PLACES: Mother Russia

In the early 90s, I twice ventured to Russia. It was the end of the communist era and I was 15 years old. One trip was with a school group during the dreary winter months and another with my parents and friend during the long summer days. And I mean LONG summer days. The sun didn’t set until 11pm in St. Petersburg. It was a truly fascinating place, though it was the most eye opening travel experience at that point in my life.
During the trip with my school, we arrived at our hotel early. My buddies and I walked into our room and discovered it had not been cleaned yet. Shell-shocked, the only thing I remember seeing was something that has stuck with me for all these years. A giant, half-eaten salami was sitting on the desk. What a disturbing memory.

When I returned to Russia in the summer with my family, we stayed at the massive Hotel Cosmos [left, not my photo] in Moscow. Every floor had a reception desk outside the elevator bank. And every reception desk had a woman who directed provocatively dressed blonde females up and down the halls to various rooms.

My school group was excited to attend an official Russian hockey game. To our American disappointment, refreshments were not available. But men did serve up vodka in paper cups from random tables throughout the venue. It was not a take-home souvenir cup though. The seats were far away, but those players were superb though.
Up until these visits, my life had been very fortunate. In Russia, I saw people struggling more than I could comprehend.

"Walking out of the subway with my parents, we passed a woman sitting on the stairs
holding her shirt up to expose her breasts. An empty bucket sat before her."

My school pals and I were very excited to visit the newly-opened McDonald’s in Moscow with all its 34 cash registers. By far, the largest in the world. We hadn’t eaten much since we had arrived so we spared no expense. I ordered a Big Mac, 6 Piece Chicken Nuggets, Large Fries and a Coke. I was then overwhelmed with guilt upon passing a family of 4, slicing a single cheeseburger into quarters in the center of their table.

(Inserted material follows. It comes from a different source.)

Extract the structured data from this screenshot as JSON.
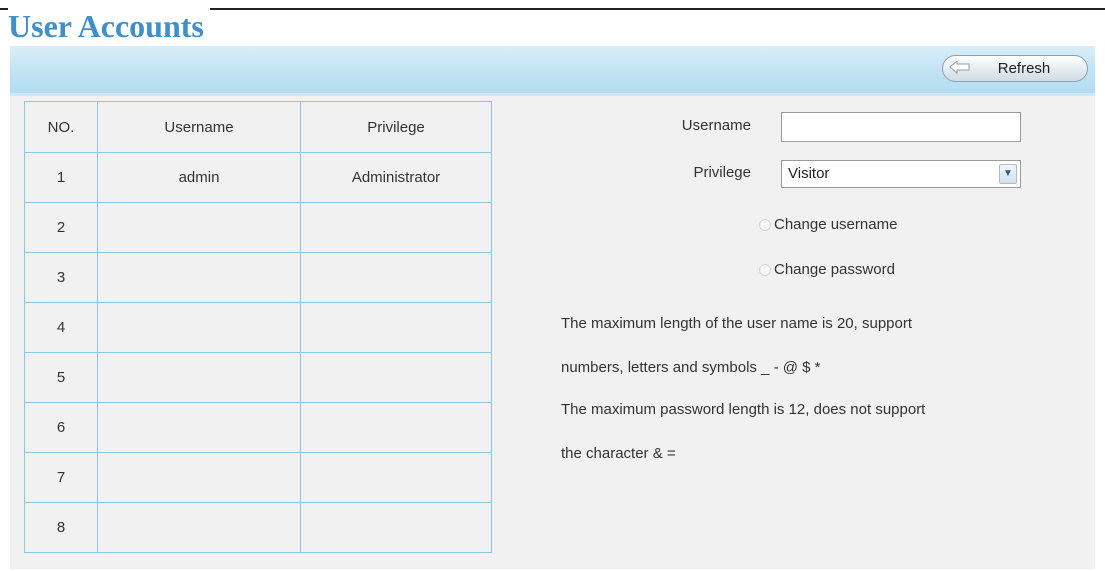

Walking in St. Petersburg at night, we passed a long line of older women. They were simply waiting to pick up bread.

I did an experiment. Our school had instructed us to bring bags of "fun-size" candy bars to hand out during our trip, which included a visit to a school. I always left an open bag in the hotel room that was slightly tucked away, out of site. Each day, I noticed 1 or 2 bars would go missing. Thus proving that one cannot resist the temptation of chocolate!

While the salami in the hotel room was surely a surprise, the Moscow subway system was an incredible sight [see below, not my photos]. The escalators took you down deep into this architectural / design paradise. Experiencing an unknown alphabet for the first time made navigating the system difficult, but we quickly learned you just have to count the stations.

There are the obvious places in Russia to experience, such as Red Square, Gorky Park and the Hermitage museum, but it’s the small details of what you remember the most that seem to stick with you longer.
There is a 20 year gap since the first visit and the writing of this piece. Russia seems to have a come a long way as an economic power here within the world.

Just look at this accurate portrayal: